This picture of John Marinatto might best sum up the issues that plagued his term as Big East commissioner.
Seemingly out of nowhere, Big East presidents asked commissioner John Marinatto to resign, and he has. The conference has released the obligatory statement that tries to make it sound like it was not a firing, and now we wonder where things go from here.
Opinion on Marinatto seems to go two ways. One is that there's only so much anyone could do as Big East commissioner. It was designed as a basketball-first conference, and it's been basketball-focused ever since. That is not Marinatto's fault. Also, it's hard to imagine what he could have done to keep Pitt, Syracuse, and especially West Virginia from bolting. The conference was permanently put at the bottom of the power conference pecking order when the ACC pillaged it almost a decade ago, and if it couldn't stave off raiding parties then, it certainly couldn't now in a less powerful state.
That said, the reviews on his leadership are not that glowing. The conference voted to turn down a $11 million per team per year TV contract offer from ESPN just before Pitt and Syracuse left. Marinatto said even after that he expected to get 19-23 million dollars per team per year, which sounds pretty unrealistic. Those factors (TV and expansion) apparently made today's announcement inevitable. He's also not being described as that strong of a leader.
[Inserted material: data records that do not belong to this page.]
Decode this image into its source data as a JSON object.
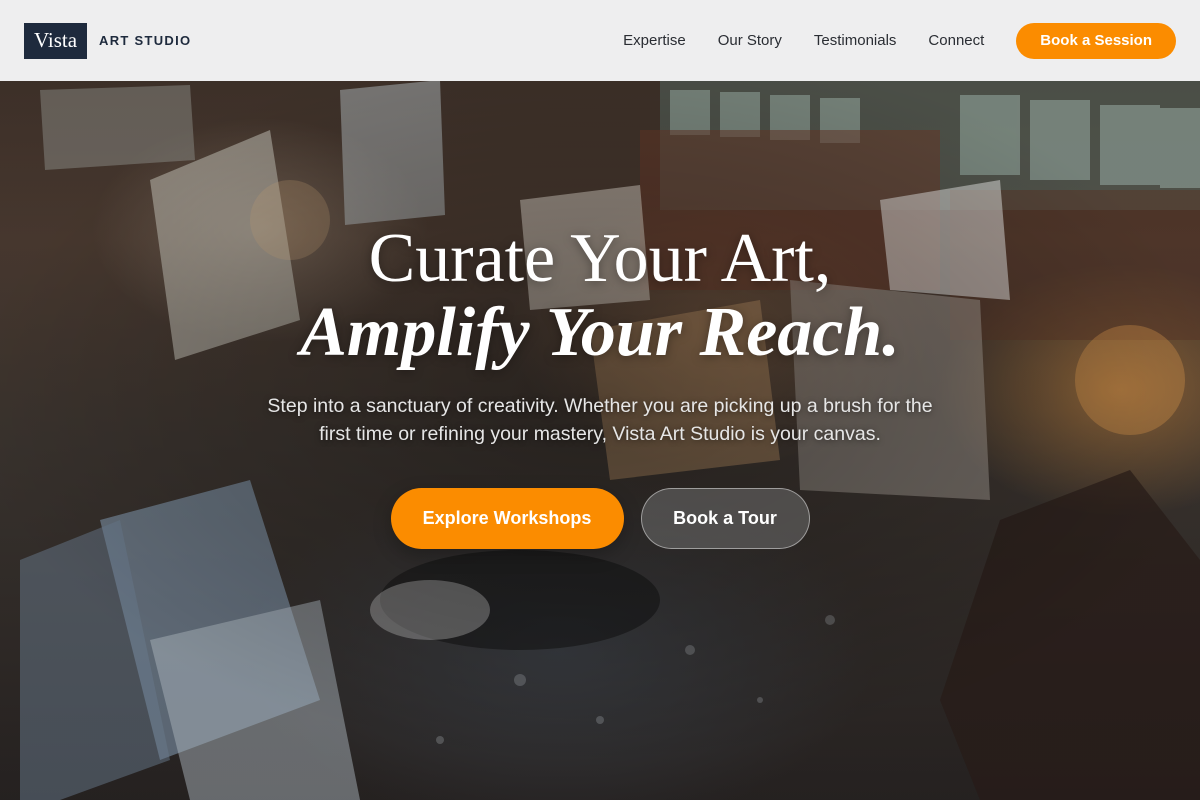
{
  "brand": {
    "logo_mark": "Vista",
    "logo_text": "ART STUDIO"
  },
  "nav": {
    "items": [
      {
        "label": "Expertise"
      },
      {
        "label": "Our Story"
      },
      {
        "label": "Testimonials"
      },
      {
        "label": "Connect"
      }
    ],
    "cta_label": "Book a Session"
  },
  "hero": {
    "title_line1": "Curate Your Art,",
    "title_line2": "Amplify Your Reach.",
    "subtitle": "Step into a sanctuary of creativity. Whether you are picking up a brush for the first time or refining your mastery, Vista Art Studio is your canvas.",
    "primary_button": "Explore Workshops",
    "secondary_button": "Book a Tour",
    "background_image": "art-studio-interior-photo"
  },
  "colors": {
    "accent": "#fb8c00",
    "brand_navy": "#1e2a3d",
    "header_bg": "#eeeeef"
  }
}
Why the Big East chose to can him after he led the effort to bring in eight more conference members is a mystery to me. I mean, today's news broke almost three months to the day after the announcement that Memphis will join the league.
Had the Pac-12 actually been able become the Pac-16 either last year or the year before, the Big East would likely have been the landing spot for the Kansas schools, Iowa State, and Missouri (at least until SEC expansion happened with Mizzou). The conference would have been in much better shape for its upcoming round of TV negotiations. Instead, it's now a coast-to-coast Frankenconference made up largely of teams that have been or currently are in Conference USA with only two football teams, Rutgers and (ironically) Temple, that were in a BCS conference when the BCS was created.
No conference had more at stake that was entirely out of its control than the Big East. Conference realignment has relegated it to the ranks of the mid-majors, just as it has probably pushed Idaho out of I-A. Maybe Marinatto isn't the right guy to lead the conference into the future, but whoever takes over won't exactly have a hand full of trump cards.
The fact of the matter is that only so many schools and conferences can truly be big time. The implications of that fact will be borne out painfully on a lot of schools with big egos and dreams but small resource bases over the next decade or two.